And, under a second proposal, states would be required to reserve a certain portion of funding to support state and local programs outside of the traditional public school system, such as tutoring and after-school programs.
But in at least one area—teacher evaluations—the second House draft appears to carve out a broader role for the federal government than the Senate bill does.
The House proposal would scrap the law’s highly qualified teacher requirement, which requires teachers to have content expertise in their subjects, and call for districts to craft teacher-evaluation systems that would rely in significant part on student achievement, although other measures could also be included. Districts would have to use the evaluations to inform personnel decisions. And districts would have to come up with more than two categories for rating teachers.
The Senate bill, on the other hand, doesn’t make teacher evaluations a requirement for every district, just for those that want to get competitive grants from the Race to the Top or the Teacher Incentive Fund, which provides money for performance pay.
And the House measure would make a major change to how states spend roughly $2.5 billion a year in federal funding for teacher quality. Right now, states have broad flexibility to spend that money on professional development, reducing class size, and other activities. But, under the proposal, just 10 percent of funds could go to class-size reduction.
This isn’t the first reauthorization measure that the House education committee has put forward. The panel has taken somewhat of a piecemeal approach to reauthorizing the law. Last year, the committee approved a partisan bill that would have scrapped more than 40 K-12 programs. And it approved another funding flexibility measure, which got support only from Republicans.
So far, there’s been just one bipartisan piece of legislation. The full House approved a bill that would allow states to tap federal funds to replicate charter school models that have a track record of success.

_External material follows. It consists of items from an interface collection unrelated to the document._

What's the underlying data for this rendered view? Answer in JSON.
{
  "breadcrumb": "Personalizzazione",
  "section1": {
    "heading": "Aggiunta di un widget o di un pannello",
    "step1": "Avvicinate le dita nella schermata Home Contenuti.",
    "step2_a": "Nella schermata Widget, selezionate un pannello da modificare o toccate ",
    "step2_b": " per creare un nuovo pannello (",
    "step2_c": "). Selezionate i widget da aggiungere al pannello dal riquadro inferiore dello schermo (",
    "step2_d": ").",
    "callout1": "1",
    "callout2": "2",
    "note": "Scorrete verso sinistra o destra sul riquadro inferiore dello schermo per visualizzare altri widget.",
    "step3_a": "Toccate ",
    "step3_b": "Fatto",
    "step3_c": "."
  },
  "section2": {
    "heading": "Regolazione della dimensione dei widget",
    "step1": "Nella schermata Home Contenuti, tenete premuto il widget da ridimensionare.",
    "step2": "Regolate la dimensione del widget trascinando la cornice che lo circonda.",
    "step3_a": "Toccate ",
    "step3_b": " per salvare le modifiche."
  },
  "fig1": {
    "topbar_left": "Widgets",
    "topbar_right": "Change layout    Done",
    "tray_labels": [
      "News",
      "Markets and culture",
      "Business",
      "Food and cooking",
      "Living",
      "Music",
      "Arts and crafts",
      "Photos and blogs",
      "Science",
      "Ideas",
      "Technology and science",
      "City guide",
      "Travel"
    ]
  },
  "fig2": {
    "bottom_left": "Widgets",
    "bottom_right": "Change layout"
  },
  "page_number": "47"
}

A version of this article appeared in the January 11, 2012 edition of Education Week